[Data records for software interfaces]

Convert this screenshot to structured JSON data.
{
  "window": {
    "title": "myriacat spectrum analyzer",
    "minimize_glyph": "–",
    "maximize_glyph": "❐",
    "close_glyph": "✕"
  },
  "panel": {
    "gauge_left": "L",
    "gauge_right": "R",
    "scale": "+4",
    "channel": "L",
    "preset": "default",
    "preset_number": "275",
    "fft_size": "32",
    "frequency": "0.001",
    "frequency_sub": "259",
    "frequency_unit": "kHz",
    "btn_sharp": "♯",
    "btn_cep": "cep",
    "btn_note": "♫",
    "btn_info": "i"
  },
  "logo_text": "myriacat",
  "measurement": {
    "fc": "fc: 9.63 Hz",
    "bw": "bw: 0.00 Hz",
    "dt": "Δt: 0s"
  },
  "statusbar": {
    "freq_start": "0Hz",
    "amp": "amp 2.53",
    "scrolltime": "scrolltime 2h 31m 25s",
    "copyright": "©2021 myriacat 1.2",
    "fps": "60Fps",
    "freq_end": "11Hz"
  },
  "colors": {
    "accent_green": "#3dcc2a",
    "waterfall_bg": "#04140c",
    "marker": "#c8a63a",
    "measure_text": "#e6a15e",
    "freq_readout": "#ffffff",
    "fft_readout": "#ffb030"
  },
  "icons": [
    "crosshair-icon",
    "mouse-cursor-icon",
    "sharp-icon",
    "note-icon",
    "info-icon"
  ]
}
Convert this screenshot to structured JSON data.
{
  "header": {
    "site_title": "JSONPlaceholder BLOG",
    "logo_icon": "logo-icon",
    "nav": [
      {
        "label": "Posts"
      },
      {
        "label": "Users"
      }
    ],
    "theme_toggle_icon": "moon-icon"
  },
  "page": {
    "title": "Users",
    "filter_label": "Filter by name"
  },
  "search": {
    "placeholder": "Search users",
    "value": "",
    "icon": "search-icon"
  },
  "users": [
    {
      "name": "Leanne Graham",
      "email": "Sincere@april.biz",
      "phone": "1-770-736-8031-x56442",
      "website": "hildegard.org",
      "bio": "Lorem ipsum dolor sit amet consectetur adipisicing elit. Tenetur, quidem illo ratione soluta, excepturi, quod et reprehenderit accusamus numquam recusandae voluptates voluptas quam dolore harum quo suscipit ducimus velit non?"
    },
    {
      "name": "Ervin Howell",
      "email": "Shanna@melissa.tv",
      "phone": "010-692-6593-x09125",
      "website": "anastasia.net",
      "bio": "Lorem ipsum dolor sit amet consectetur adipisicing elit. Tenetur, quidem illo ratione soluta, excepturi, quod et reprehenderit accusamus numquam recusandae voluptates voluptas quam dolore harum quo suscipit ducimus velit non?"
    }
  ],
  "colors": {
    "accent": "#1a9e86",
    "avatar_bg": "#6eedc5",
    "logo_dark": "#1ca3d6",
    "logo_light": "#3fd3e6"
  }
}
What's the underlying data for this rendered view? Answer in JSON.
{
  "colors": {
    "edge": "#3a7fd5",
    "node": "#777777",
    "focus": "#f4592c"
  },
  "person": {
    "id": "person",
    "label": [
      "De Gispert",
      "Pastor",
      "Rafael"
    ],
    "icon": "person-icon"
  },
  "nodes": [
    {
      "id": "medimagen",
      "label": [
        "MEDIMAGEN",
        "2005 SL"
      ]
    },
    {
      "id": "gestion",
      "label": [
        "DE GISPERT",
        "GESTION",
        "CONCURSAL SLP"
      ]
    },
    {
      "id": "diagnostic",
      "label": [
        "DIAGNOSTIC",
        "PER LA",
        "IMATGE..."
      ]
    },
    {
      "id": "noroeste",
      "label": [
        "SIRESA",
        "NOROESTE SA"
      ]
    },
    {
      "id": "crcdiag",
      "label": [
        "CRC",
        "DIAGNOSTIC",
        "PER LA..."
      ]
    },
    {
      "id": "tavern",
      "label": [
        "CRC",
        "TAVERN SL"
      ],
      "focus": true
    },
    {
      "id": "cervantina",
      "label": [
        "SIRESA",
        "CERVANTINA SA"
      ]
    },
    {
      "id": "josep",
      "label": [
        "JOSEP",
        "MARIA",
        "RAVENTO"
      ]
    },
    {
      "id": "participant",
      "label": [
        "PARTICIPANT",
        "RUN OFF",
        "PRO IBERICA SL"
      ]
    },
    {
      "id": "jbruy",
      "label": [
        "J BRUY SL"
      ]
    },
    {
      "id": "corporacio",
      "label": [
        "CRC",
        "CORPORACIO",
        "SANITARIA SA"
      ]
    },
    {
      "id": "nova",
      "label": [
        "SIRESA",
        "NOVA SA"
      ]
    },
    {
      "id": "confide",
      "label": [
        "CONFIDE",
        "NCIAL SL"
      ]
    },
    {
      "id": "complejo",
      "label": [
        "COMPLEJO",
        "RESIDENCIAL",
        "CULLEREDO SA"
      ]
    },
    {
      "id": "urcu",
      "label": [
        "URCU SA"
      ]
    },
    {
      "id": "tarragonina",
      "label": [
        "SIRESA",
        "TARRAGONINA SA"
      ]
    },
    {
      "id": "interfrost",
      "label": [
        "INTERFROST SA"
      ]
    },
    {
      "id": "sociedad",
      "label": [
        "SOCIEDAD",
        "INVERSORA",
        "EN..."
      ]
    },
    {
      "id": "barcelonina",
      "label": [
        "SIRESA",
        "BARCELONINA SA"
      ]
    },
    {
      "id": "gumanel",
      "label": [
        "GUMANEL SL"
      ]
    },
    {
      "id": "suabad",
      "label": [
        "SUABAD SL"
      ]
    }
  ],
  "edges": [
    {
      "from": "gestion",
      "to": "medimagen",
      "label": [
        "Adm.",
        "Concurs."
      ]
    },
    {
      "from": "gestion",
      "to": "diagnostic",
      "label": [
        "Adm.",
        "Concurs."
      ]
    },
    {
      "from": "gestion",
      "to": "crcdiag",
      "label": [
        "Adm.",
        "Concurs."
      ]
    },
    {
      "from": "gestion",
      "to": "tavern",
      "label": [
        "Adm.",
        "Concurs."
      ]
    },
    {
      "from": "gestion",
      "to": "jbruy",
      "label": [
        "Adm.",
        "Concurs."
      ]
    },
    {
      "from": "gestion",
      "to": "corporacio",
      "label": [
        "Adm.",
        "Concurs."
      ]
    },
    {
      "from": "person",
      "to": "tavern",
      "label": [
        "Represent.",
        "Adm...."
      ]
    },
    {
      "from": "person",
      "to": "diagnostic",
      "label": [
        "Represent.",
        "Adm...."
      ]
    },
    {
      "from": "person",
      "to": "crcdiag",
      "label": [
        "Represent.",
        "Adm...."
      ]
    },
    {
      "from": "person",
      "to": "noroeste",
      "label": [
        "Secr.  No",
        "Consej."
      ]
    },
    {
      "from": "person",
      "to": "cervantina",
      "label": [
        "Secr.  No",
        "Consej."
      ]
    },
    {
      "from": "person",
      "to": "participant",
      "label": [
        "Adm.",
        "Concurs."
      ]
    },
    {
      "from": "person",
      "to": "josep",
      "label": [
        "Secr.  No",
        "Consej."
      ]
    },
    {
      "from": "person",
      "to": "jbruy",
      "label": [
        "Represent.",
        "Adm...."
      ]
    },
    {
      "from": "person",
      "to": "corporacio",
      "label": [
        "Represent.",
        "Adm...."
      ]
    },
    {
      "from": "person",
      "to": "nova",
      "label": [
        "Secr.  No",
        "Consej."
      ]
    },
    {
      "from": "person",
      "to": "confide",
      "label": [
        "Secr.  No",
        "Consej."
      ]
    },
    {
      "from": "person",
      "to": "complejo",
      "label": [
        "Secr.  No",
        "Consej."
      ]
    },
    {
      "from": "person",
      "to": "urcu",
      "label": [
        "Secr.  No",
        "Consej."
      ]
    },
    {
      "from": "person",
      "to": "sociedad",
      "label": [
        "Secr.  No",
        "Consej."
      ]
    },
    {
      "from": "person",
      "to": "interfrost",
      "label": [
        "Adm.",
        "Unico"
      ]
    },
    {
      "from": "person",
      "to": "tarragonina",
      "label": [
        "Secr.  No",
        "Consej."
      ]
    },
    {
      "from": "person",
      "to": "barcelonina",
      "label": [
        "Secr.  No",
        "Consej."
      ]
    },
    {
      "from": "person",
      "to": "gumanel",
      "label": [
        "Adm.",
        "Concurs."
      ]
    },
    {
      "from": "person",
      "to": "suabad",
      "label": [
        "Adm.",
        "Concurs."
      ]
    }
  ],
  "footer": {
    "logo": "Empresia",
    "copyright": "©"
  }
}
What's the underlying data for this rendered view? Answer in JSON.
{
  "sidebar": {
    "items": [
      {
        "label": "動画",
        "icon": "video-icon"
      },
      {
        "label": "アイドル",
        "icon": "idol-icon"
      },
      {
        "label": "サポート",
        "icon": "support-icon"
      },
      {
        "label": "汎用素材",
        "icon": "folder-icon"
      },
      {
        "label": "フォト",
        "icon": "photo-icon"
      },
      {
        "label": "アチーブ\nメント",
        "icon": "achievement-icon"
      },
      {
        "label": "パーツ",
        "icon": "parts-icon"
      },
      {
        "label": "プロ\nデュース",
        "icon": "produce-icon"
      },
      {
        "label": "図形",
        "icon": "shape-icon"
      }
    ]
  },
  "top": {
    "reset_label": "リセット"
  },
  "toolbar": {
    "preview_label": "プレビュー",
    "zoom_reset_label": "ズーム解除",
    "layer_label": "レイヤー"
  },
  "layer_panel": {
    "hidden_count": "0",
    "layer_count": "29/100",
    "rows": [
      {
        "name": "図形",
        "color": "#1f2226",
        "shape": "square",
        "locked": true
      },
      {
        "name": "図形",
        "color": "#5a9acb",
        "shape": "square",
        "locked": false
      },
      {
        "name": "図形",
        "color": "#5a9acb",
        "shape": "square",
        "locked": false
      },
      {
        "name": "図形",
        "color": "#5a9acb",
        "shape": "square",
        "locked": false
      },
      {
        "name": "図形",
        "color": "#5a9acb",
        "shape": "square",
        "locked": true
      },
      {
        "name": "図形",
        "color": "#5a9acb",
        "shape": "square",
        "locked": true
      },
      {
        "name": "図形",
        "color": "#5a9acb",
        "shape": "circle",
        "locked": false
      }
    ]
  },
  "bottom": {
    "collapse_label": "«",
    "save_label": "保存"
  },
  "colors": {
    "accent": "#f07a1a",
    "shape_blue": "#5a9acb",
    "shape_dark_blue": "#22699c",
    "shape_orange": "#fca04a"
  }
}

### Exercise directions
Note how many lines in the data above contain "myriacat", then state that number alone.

### Response
3